that be the case.




Considering Your Own Emotional Reactivity

The state of being reactive can be characterized by thoughts or execution of
acting in response to a situation as opposed to controlling it. It is a cogent
indicator that a boundary has been crossed, and it’s possible to be reactive
to situations involving you with you or you with someone else. In any case,
reactivity begs attention from yourself to your internal system of processing
information and situations. There is some real introspection that comes with
the ability to be reactive, and paying attention to your patterns in the way
that you handle uncomfortable situations is key.

In considering your reactivity, there are some questions to ask yourself that
may lead you to understand and bring awareness to your reactivity. Marriage
and family therapist Vienna Pharaon (@mindfulmft) posted these on her
Instagram page:

What story am I telling myself about what just happened?
Why is this familiar? When else and with whom have I experienced this
sensation before?
How was reactivity dealt within my family system?
What boundary of mine got crossed?
Where do I feel this in my body?
What do I need to own or claim about my reactivity to move forward and
learn from it?
Do I want to share this with someone?

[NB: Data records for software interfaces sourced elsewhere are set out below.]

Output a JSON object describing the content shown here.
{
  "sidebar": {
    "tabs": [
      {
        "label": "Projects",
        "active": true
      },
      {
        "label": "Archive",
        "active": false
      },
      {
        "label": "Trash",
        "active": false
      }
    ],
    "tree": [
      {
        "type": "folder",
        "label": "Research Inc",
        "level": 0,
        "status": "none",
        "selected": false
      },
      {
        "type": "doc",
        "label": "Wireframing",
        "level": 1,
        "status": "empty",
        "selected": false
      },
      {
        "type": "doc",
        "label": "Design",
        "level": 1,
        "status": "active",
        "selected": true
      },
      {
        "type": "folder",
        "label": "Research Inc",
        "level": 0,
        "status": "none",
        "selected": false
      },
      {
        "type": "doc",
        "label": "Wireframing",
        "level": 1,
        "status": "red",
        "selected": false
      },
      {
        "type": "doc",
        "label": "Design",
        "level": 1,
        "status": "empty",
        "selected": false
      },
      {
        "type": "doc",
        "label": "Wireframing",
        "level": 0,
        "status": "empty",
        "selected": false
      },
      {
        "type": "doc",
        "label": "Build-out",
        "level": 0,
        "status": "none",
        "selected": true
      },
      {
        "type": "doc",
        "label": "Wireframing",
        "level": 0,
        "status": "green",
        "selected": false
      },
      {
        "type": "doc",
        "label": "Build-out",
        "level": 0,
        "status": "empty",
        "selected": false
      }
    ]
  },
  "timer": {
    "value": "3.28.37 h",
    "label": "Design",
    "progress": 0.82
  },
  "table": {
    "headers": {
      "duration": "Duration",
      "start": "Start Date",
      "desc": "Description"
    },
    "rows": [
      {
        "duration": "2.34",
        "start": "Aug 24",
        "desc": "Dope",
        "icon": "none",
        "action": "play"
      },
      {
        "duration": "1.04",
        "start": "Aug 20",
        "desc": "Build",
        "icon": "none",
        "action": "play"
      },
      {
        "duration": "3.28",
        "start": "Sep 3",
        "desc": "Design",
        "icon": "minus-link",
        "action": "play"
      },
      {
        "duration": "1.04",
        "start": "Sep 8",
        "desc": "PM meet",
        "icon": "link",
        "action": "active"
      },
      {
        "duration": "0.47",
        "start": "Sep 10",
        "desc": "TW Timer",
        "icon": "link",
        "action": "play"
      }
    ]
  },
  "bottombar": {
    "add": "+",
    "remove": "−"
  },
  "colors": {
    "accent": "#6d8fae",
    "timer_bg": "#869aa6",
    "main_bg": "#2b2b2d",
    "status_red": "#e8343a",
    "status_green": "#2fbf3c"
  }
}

Overall, being in a reactive state is something that causes emotions to come
forward with such intensity that it can result in victimization and/or
uncontrollable reactions. Repressed emotions can inform you of their
existence in this state, and that is ultimately where you may fall victim to
your emotional reactivity. Taking a look at these questions, it is worth asking
yourself about the origins of your feelings and what eventually led you to the
point where you felt recalcitrant to your normal modes of behavior. Our old
patterns become near obsolete as we mature, and to stand in the truth of
your emotional reality is the only way to move forward while still maintaining
personal growth. There is no shame in reactivity, only in repeatedly allowing
your unconscious pain to overshadow your ability to speak from the present